A chamber I02, connected by conduit I, to a suitable source of compressed air, is provided in the frame 12 which supports the flat mold member at a point subsequent to that at which the capsules are formed, and a similar chamber I08, connected by conduit III to a suitable source of compressed air, is provided to communicate with the conduits 50 of the rotatable member, subsequent to the point where the capsules are formed. These compressed air chambers are provided so that in the event that any of the capsules tend to stick in the mold openings after they areformed, they will be forced out by the compressed air.

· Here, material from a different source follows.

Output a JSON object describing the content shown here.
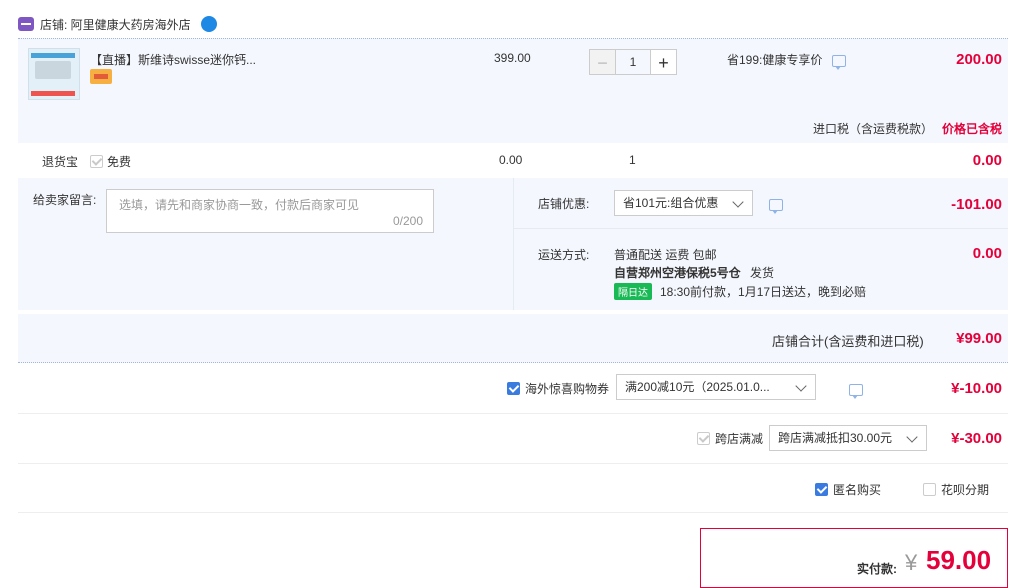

I
After each section of .the flat mold member passes the rotatable mold member, and the capsules are formed, it is removed from the suport 12, and returned to the other end of the apparatus; so that, in effect, the flat mold member is continuous.
It will thus be seen that by the present invention, I provide a method and apparatus by which medicinal capsules provided with a liquid center suitably coated with a coating of a tough, o
elastic, soluble material, such as sheet gelatin, and hermetically sealed therein, the coating having a substantially uniform thickness throughout, and the volume of the liquid within the capsule being accurately determined, may be produced in a continuous manner and with apparatus which requires a minimum of attention.
1. The continuous process of producing liquid filled capsules which comprises feeding a pair of sheets of elastic coating material in converging paths, progressively and continuously subjecting each sheet to the action of a vacuum to perform depressions or recesses therein, each recess or depression in one sheet corresponding to one in the other, passing the sheets of coating material with the depressions or recesses formed therein against a body of liquid maintained adjacent the point of convergence of the sheets of coating material to fill each recess or depression with liquid and eliminate all air therefrom, and progressively and continuously cutting the sheets of material and applying pressure thereto to cause the edges of the cut portions to adhere to form capsules, and substantially preventing the liquid from flowing past the line of convergence of the sheets and from coming into contact with the exterior of the capsules.
2. Apparatus for continuously producing liquid filled capsules comprising a pair of continuously moving mold members, each provided with a plurality of mold recesses in corresponding positions, a raised cutting edge around each said recess, said mold members being adapted to carry two continuous sheets of coating material in converging paths, means for applyinga vacuum within each mold recess at a position prior to the convergence of the two sheets of material to preform corresponding recesses or depressions in each sheet of coating material, damming means for maintaining a body of liquid to be encapsulated above and adjacent to the point of convergence of the two sheets of coating material and for substantially preventing the liquid from flowing past the line of convergence of the sheets and from coming into contact with the exterior of the capsules,
" a 219373 Y s ,5
and for synchronising the niovement 01 4. Apparatus as in claim 2, in which the mold the two mold members. openings are provided with raised cutting edges 3. Apparatus as in claim 2, in which the mold with depressions therebetween, the depth of said openings are of a size and shape to correspond depressions being substantially the same as the to one half of the desired exterior dimensions of thickness of the coating material to be used. the capsules.
' PAUL S. PITTENGER.